• YOUR ASSIGNMENT: I'd like the entries repeated exactly, without their pictures.

• Stored data:
⁂
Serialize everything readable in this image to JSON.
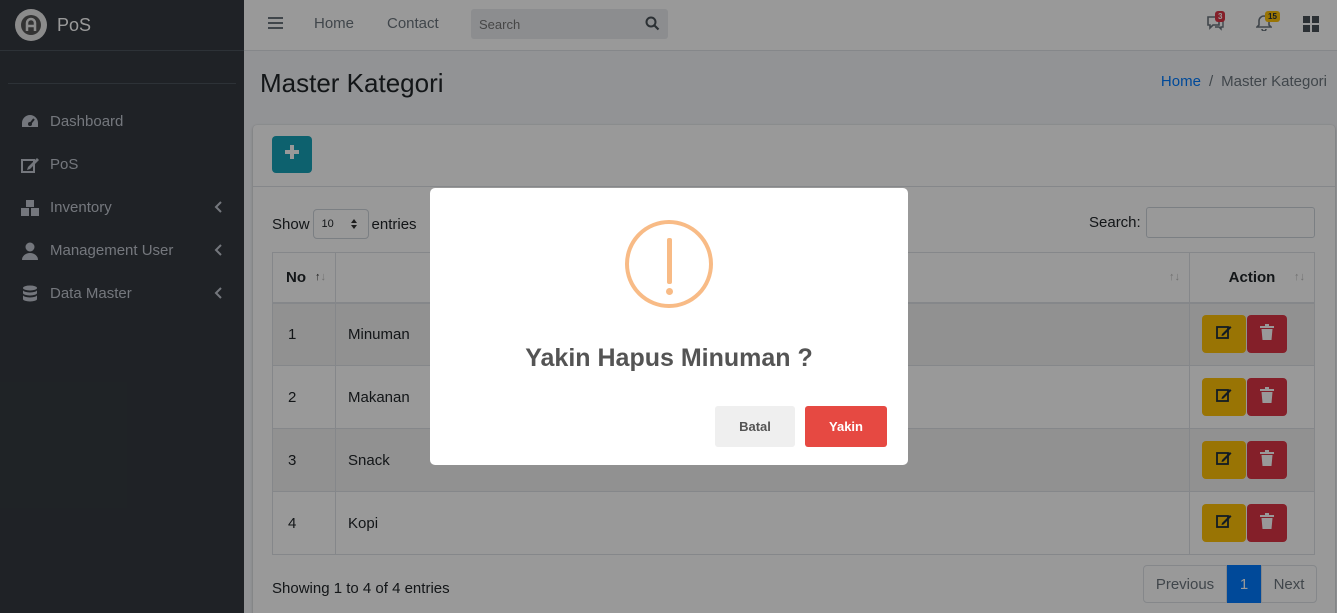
{
  "brand": {
    "name": "PoS",
    "logo_icon": "brand-logo-icon"
  },
  "sidebar": {
    "items": [
      {
        "label": "Dashboard",
        "icon": "tachometer-icon",
        "has_caret": false
      },
      {
        "label": "PoS",
        "icon": "edit-icon",
        "has_caret": false
      },
      {
        "label": "Inventory",
        "icon": "boxes-icon",
        "has_caret": true
      },
      {
        "label": "Management User",
        "icon": "user-icon",
        "has_caret": true
      },
      {
        "label": "Data Master",
        "icon": "database-icon",
        "has_caret": true
      }
    ]
  },
  "topbar": {
    "links": [
      "Home",
      "Contact"
    ],
    "search_placeholder": "Search",
    "messages_badge": "3",
    "notifications_badge": "15",
    "colors": {
      "messages_badge": "#dc3545",
      "notifications_badge": "#ffc107"
    }
  },
  "page": {
    "title": "Master Kategori",
    "breadcrumb": {
      "home": "Home",
      "separator": "/",
      "current": "Master Kategori"
    }
  },
  "table": {
    "show_label": "Show",
    "entries_label": "entries",
    "page_length": "10",
    "search_label": "Search:",
    "columns": [
      "No",
      "",
      "Action"
    ],
    "rows": [
      {
        "no": "1",
        "name": "Minuman"
      },
      {
        "no": "2",
        "name": "Makanan"
      },
      {
        "no": "3",
        "name": "Snack"
      },
      {
        "no": "4",
        "name": "Kopi"
      }
    ],
    "info": "Showing 1 to 4 of 4 entries",
    "pagination": {
      "previous": "Previous",
      "current": "1",
      "next": "Next"
    }
  },
  "modal": {
    "icon": "warning-icon",
    "title": "Yakin Hapus Minuman ?",
    "cancel_label": "Batal",
    "confirm_label": "Yakin",
    "colors": {
      "confirm": "#e64942",
      "warning": "#f8bb86"
    }
  }
}
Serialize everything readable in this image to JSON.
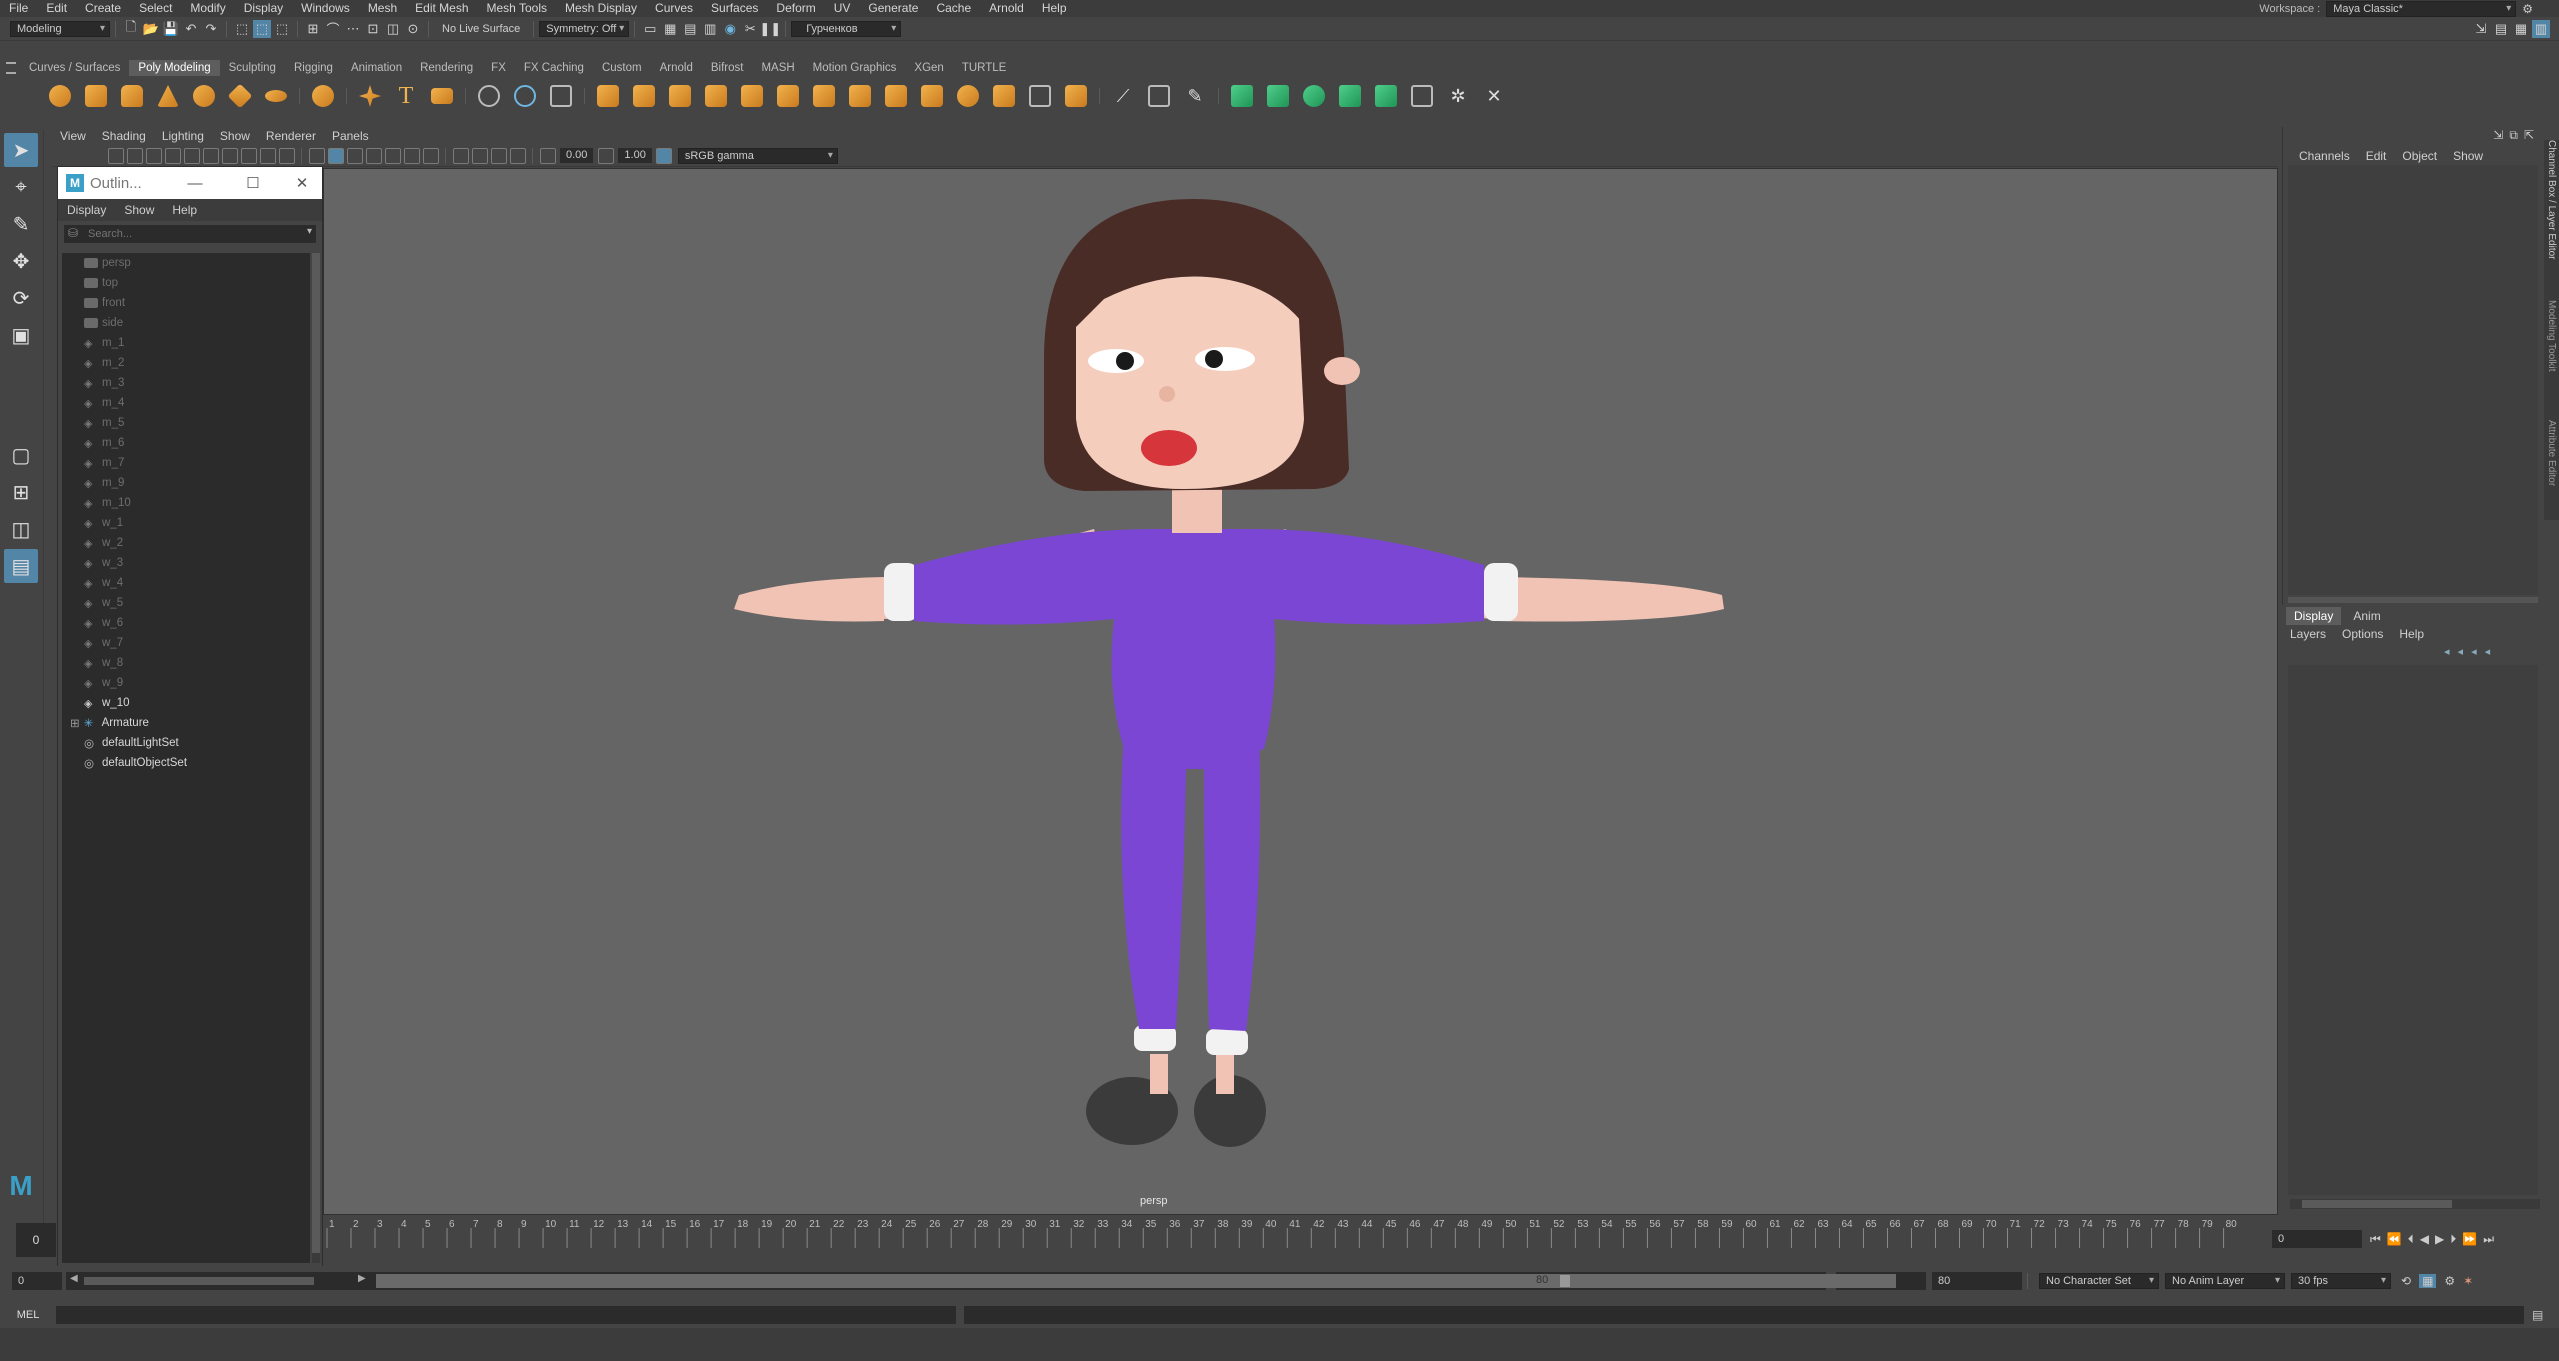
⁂
• ANSWER BOX:
Serialize everything readable in this image to JSON.
{
  "brand": {
    "name": "PoS",
    "logo_icon": "brand-logo-icon"
  },
  "sidebar": {
    "items": [
      {
        "label": "Dashboard",
        "icon": "tachometer-icon",
        "has_caret": false
      },
      {
        "label": "PoS",
        "icon": "edit-icon",
        "has_caret": false
      },
      {
        "label": "Inventory",
        "icon": "boxes-icon",
        "has_caret": true
      },
      {
        "label": "Management User",
        "icon": "user-icon",
        "has_caret": true
      },
      {
        "label": "Data Master",
        "icon": "database-icon",
        "has_caret": true
      }
    ]
  },
  "topbar": {
    "links": [
      "Home",
      "Contact"
    ],
    "search_placeholder": "Search",
    "messages_badge": "3",
    "notifications_badge": "15",
    "colors": {
      "messages_badge": "#dc3545",
      "notifications_badge": "#ffc107"
    }
  },
  "page": {
    "title": "Master Kategori",
    "breadcrumb": {
      "home": "Home",
      "separator": "/",
      "current": "Master Kategori"
    }
  },
  "table": {
    "show_label": "Show",
    "entries_label": "entries",
    "page_length": "10",
    "search_label": "Search:",
    "columns": [
      "No",
      "",
      "Action"
    ],
    "rows": [
      {
        "no": "1",
        "name": "Minuman"
      },
      {
        "no": "2",
        "name": "Makanan"
      },
      {
        "no": "3",
        "name": "Snack"
      },
      {
        "no": "4",
        "name": "Kopi"
      }
    ],
    "info": "Showing 1 to 4 of 4 entries",
    "pagination": {
      "previous": "Previous",
      "current": "1",
      "next": "Next"
    }
  },
  "modal": {
    "icon": "warning-icon",
    "title": "Yakin Hapus Minuman ?",
    "cancel_label": "Batal",
    "confirm_label": "Yakin",
    "colors": {
      "confirm": "#e64942",
      "warning": "#f8bb86"
    }
  }
}
Serialize everything readable in this image to JSON.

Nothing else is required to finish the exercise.